## [Activity]
A faithful copy of the whole listing is the goal. Match it exactly.

## [Data for this exercise]
-=-=-

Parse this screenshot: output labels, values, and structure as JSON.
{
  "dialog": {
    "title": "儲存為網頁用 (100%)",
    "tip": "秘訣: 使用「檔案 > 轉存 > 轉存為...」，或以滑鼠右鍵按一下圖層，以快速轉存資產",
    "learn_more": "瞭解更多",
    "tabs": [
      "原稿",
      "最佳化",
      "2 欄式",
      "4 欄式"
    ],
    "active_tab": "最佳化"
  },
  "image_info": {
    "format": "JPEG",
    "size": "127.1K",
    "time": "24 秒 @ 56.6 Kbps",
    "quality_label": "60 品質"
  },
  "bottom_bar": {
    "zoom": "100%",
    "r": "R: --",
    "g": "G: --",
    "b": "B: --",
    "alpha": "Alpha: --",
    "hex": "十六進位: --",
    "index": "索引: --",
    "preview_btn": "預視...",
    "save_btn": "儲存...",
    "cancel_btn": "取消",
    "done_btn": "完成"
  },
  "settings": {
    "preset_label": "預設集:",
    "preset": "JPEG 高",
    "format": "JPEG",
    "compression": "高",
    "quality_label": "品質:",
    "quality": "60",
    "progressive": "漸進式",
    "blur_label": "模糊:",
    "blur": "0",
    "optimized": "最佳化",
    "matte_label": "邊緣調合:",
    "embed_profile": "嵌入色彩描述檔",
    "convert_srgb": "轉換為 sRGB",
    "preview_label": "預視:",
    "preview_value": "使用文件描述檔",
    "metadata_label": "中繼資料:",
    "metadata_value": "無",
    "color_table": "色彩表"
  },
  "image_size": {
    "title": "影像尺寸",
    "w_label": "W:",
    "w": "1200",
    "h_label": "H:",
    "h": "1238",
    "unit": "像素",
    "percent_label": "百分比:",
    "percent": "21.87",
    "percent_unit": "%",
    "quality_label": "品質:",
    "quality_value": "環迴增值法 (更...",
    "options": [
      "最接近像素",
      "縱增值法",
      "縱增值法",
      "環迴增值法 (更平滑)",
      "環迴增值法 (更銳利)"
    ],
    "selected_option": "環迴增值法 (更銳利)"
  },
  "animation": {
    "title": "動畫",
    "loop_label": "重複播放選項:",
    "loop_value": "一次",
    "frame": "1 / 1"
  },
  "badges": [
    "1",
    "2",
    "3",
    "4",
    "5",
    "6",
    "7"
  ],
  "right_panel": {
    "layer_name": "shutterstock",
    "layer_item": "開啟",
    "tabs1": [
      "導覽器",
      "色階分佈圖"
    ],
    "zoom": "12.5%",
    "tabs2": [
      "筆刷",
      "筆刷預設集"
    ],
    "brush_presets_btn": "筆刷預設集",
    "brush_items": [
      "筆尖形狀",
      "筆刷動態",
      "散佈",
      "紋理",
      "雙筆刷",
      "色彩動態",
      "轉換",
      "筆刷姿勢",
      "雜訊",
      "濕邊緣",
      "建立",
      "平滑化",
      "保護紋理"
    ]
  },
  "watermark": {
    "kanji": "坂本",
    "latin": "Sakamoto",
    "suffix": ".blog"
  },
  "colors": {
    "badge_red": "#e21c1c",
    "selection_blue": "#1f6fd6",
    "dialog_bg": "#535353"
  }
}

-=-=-

## [Response]
Parse this screenshot: output labels, values, and structure as JSON.
{
  "dialog": {
    "title": "儲存為網頁用 (100%)",
    "tip": "秘訣: 使用「檔案 > 轉存 > 轉存為...」，或以滑鼠右鍵按一下圖層，以快速轉存資產",
    "learn_more": "瞭解更多",
    "tabs": [
      "原稿",
      "最佳化",
      "2 欄式",
      "4 欄式"
    ],
    "active_tab": "最佳化"
  },
  "image_info": {
    "format": "JPEG",
    "size": "127.1K",
    "time": "24 秒 @ 56.6 Kbps",
    "quality_label": "60 品質"
  },
  "bottom_bar": {
    "zoom": "100%",
    "r": "R: --",
    "g": "G: --",
    "b": "B: --",
    "alpha": "Alpha: --",
    "hex": "十六進位: --",
    "index": "索引: --",
    "preview_btn": "預視...",
    "save_btn": "儲存...",
    "cancel_btn": "取消",
    "done_btn": "完成"
  },
  "settings": {
    "preset_label": "預設集:",
    "preset": "JPEG 高",
    "format": "JPEG",
    "compression": "高",
    "quality_label": "品質:",
    "quality": "60",
    "progressive": "漸進式",
    "blur_label": "模糊:",
    "blur": "0",
    "optimized": "最佳化",
    "matte_label": "邊緣調合:",
    "embed_profile": "嵌入色彩描述檔",
    "convert_srgb": "轉換為 sRGB",
    "preview_label": "預視:",
    "preview_value": "使用文件描述檔",
    "metadata_label": "中繼資料:",
    "metadata_value": "無",
    "color_table": "色彩表"
  },
  "image_size": {
    "title": "影像尺寸",
    "w_label": "W:",
    "w": "1200",
    "h_label": "H:",
    "h": "1238",
    "unit": "像素",
    "percent_label": "百分比:",
    "percent": "21.87",
    "percent_unit": "%",
    "quality_label": "品質:",
    "quality_value": "環迴增值法 (更...",
    "options": [
      "最接近像素",
      "縱增值法",
      "縱增值法",
      "環迴增值法 (更平滑)",
      "環迴增值法 (更銳利)"
    ],
    "selected_option": "環迴增值法 (更銳利)"
  },
  "animation": {
    "title": "動畫",
    "loop_label": "重複播放選項:",
    "loop_value": "一次",
    "frame": "1 / 1"
  },
  "badges": [
    "1",
    "2",
    "3",
    "4",
    "5",
    "6",
    "7"
  ],
  "right_panel": {
    "layer_name": "shutterstock",
    "layer_item": "開啟",
    "tabs1": [
      "導覽器",
      "色階分佈圖"
    ],
    "zoom": "12.5%",
    "tabs2": [
      "筆刷",
      "筆刷預設集"
    ],
    "brush_presets_btn": "筆刷預設集",
    "brush_items": [
      "筆尖形狀",
      "筆刷動態",
      "散佈",
      "紋理",
      "雙筆刷",
      "色彩動態",
      "轉換",
      "筆刷姿勢",
      "雜訊",
      "濕邊緣",
      "建立",
      "平滑化",
      "保護紋理"
    ]
  },
  "watermark": {
    "kanji": "坂本",
    "latin": "Sakamoto",
    "suffix": ".blog"
  },
  "colors": {
    "badge_red": "#e21c1c",
    "selection_blue": "#1f6fd6",
    "dialog_bg": "#535353"
  }
}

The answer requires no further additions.